LISTED ENTRIES
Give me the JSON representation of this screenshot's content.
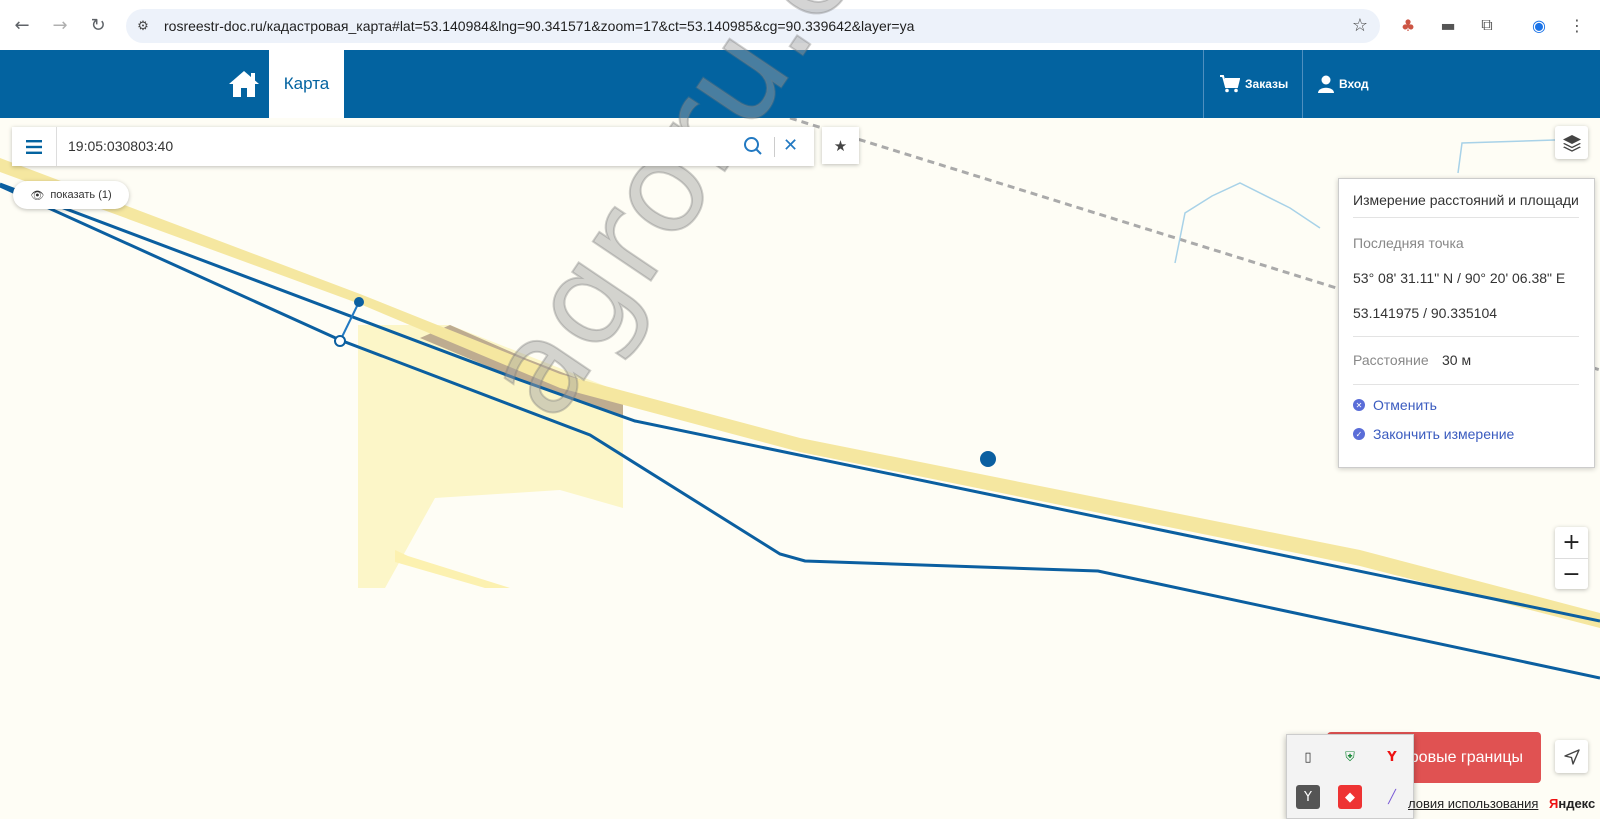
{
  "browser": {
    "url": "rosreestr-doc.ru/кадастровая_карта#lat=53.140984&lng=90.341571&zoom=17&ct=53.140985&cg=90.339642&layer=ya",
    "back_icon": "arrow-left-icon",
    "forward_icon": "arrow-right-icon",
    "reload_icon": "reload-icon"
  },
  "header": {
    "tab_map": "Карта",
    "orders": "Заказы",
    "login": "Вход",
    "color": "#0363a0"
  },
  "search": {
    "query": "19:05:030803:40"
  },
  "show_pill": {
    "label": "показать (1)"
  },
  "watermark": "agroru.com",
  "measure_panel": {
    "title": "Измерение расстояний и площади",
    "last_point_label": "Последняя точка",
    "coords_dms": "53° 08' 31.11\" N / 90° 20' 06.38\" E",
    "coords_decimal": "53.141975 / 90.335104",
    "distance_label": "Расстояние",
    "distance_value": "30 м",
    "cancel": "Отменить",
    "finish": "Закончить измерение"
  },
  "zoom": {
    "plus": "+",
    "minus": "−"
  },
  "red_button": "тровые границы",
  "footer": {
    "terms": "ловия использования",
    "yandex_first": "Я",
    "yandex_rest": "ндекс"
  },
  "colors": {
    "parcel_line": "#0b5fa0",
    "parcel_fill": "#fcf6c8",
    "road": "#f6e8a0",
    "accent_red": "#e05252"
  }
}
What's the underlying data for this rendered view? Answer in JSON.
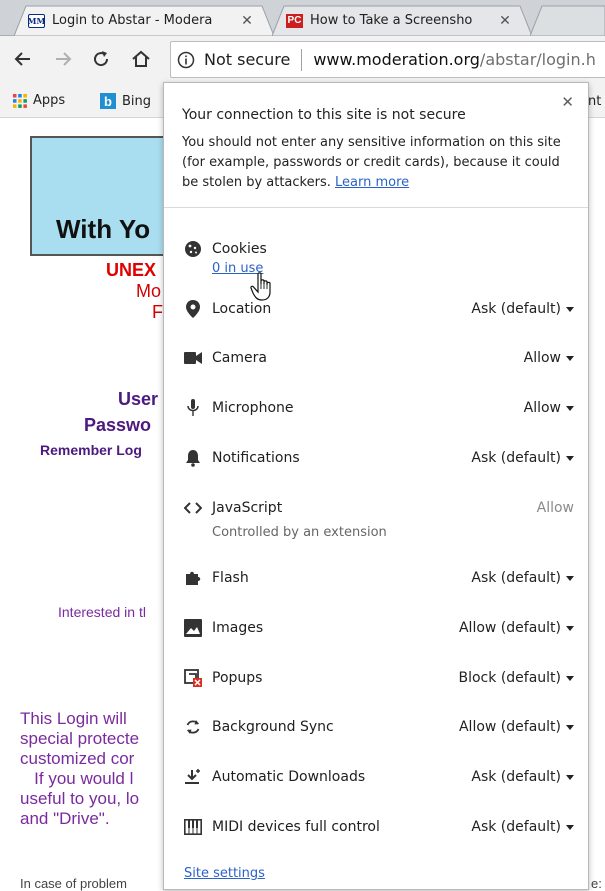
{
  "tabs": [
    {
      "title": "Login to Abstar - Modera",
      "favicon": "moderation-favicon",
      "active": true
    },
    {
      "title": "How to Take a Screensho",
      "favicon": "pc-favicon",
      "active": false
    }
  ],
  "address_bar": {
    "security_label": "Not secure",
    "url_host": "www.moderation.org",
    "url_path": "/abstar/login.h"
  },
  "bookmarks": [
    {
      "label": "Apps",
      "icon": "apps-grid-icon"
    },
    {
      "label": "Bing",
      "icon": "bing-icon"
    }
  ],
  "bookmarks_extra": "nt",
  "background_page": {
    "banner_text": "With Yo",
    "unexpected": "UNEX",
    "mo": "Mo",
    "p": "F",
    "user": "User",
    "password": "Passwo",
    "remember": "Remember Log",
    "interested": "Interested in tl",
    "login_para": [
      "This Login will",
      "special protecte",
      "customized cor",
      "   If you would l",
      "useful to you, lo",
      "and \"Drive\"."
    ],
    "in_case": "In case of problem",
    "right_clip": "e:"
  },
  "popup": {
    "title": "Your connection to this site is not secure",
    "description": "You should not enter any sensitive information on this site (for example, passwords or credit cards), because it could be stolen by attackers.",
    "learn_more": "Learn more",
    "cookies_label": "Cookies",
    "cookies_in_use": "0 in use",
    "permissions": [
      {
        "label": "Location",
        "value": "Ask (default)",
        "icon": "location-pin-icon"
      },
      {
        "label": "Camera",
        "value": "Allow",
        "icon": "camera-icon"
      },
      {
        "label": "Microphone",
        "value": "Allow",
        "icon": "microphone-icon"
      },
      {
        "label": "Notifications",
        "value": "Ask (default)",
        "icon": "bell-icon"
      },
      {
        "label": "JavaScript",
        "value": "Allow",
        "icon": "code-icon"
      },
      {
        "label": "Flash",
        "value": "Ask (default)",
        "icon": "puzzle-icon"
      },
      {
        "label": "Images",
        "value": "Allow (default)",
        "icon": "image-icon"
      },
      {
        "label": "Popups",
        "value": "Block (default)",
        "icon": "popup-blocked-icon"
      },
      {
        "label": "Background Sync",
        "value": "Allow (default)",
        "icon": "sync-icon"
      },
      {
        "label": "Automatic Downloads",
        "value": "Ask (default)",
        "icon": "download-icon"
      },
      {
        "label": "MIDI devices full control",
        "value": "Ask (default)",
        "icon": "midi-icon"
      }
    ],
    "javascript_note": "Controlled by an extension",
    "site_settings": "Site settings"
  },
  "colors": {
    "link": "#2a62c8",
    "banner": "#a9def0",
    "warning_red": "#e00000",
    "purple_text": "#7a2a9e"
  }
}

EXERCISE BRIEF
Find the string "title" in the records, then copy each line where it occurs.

ANSWER TO THE EXERCISE
    "title": "Измерение расстояний и площади",
      "title": "Login to Abstar - Modera",
      "title": "How to Take a Screensho",
    "title": "Your connection to this site is not secure",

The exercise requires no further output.